Employees Electronically

Investigate State Laws That Apply

Because there is no federal laws authorising electronic employee monitoring, companies must rely on state law to establish what activities are permitted. Some states have enacted special laws governing employee tracking. In Illinois, for example, an employer may use GPS to track the whereabouts of a company-owned car, but an employer may not place a tracking device on an employee-owned vehicle without the employee’s approval.
Courts will resort to state law controlling privacy rights in jurisdictions where there are no legislation expressly addressing the matter. These requirements vary, but in general, courts are more tolerant of tracking when it happens on an employer-owned device or vehicle and the employee consents to the monitoring.

Tracking should be limited to business hours and business necessities.

Employee monitoring should always have a genuine business purpose, regardless of jurisdiction, and should be customised to minimise overreaching.

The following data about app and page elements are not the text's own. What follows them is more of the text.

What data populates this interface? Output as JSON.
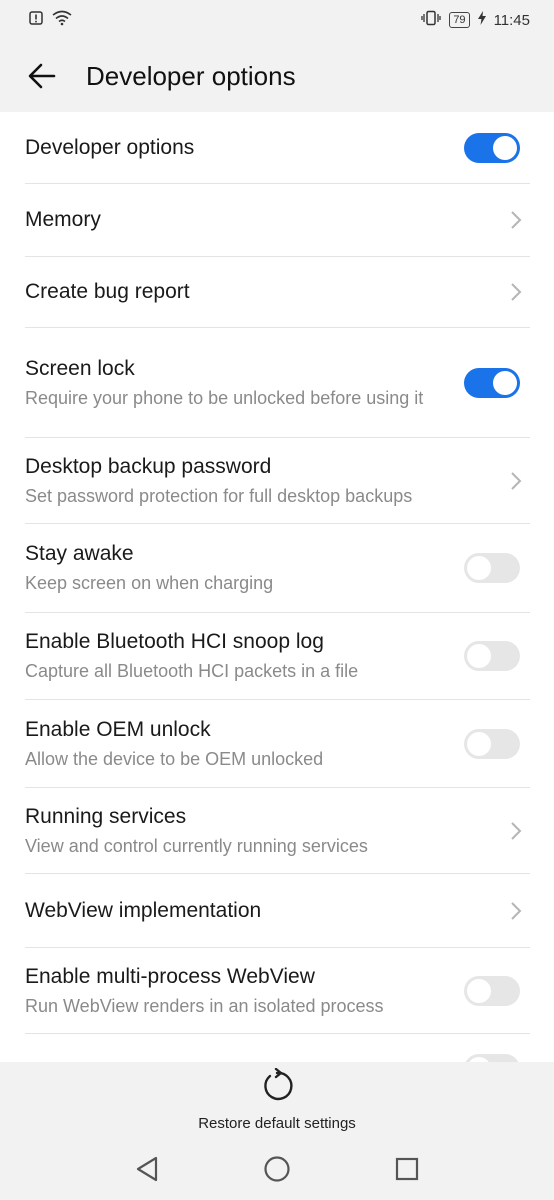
{
  "status_bar": {
    "time": "11:45",
    "battery": "79"
  },
  "app_bar": {
    "title": "Developer options"
  },
  "settings": [
    {
      "label": "Developer options",
      "control": "toggle",
      "checked": true
    },
    {
      "label": "Memory",
      "control": "chevron"
    },
    {
      "label": "Create bug report",
      "control": "chevron"
    },
    {
      "label": "Screen lock",
      "sub": "Require your phone to be unlocked before using it",
      "control": "toggle",
      "checked": true
    },
    {
      "label": "Desktop backup password",
      "sub": "Set password protection for full desktop backups",
      "control": "chevron"
    },
    {
      "label": "Stay awake",
      "sub": "Keep screen on when charging",
      "control": "toggle",
      "checked": false
    },
    {
      "label": "Enable Bluetooth HCI snoop log",
      "sub": "Capture all Bluetooth HCI packets in a file",
      "control": "toggle",
      "checked": false
    },
    {
      "label": "Enable OEM unlock",
      "sub": "Allow the device to be OEM unlocked",
      "control": "toggle",
      "checked": false
    },
    {
      "label": "Running services",
      "sub": "View and control currently running services",
      "control": "chevron"
    },
    {
      "label": "WebView implementation",
      "control": "chevron"
    },
    {
      "label": "Enable multi-process WebView",
      "sub": "Run WebView renders in an isolated process",
      "control": "toggle",
      "checked": false
    }
  ],
  "bottom_action": {
    "label": "Restore default settings",
    "icon": "restore-icon"
  },
  "colors": {
    "accent": "#1a73e8",
    "background": "#f2f2f2"
  }
}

There is a significant distinction between monitoring the whereabouts of an employee delivering a corporate delivery and tracking that same individual’s movements on the weekend.

Employers that fail to grasp the distinction between work and personal life risk finding themselves in court. A California woman sued her former employer in 2015, saying she was fired for removing a GPS monitoring programme from a company-issued smartphone that was constantly watching her whereabouts. If your organisation utilises monitoring software on cars or gadgets that workers take home with them, the best practise is to turn it off during nonworking hours.

Avoid Collecting Data On Health Or Physical Fitness

Other possible legal difficulties are raised by health and wellness devices like as fitness trackers. For example, if an employer gathers data on individual workers’ physical activity or fitness, the business may face disability discrimination charges if it seems that the firm is favouring more active employees at the cost of employees with disabilities.

Making participation in any fitness or wellness initiatives voluntary for workers is a safer bet. Companies should also avoid acquiring personally identifiable employee information by entrusting data collection to a third party, such as a health insurance provider.

Ensure that all employees are aware of the company’s policies.

Companies that use electronic monitoring should develop a written policy outlining what actions will be recorded, the business reasons for tracking, and any constraints on tracking. In addition, the organisation should ensure that all workers are aware of and understand the policy. Clear communication may go a long way toward reducing employee confusion and suspicion of technological surveillance.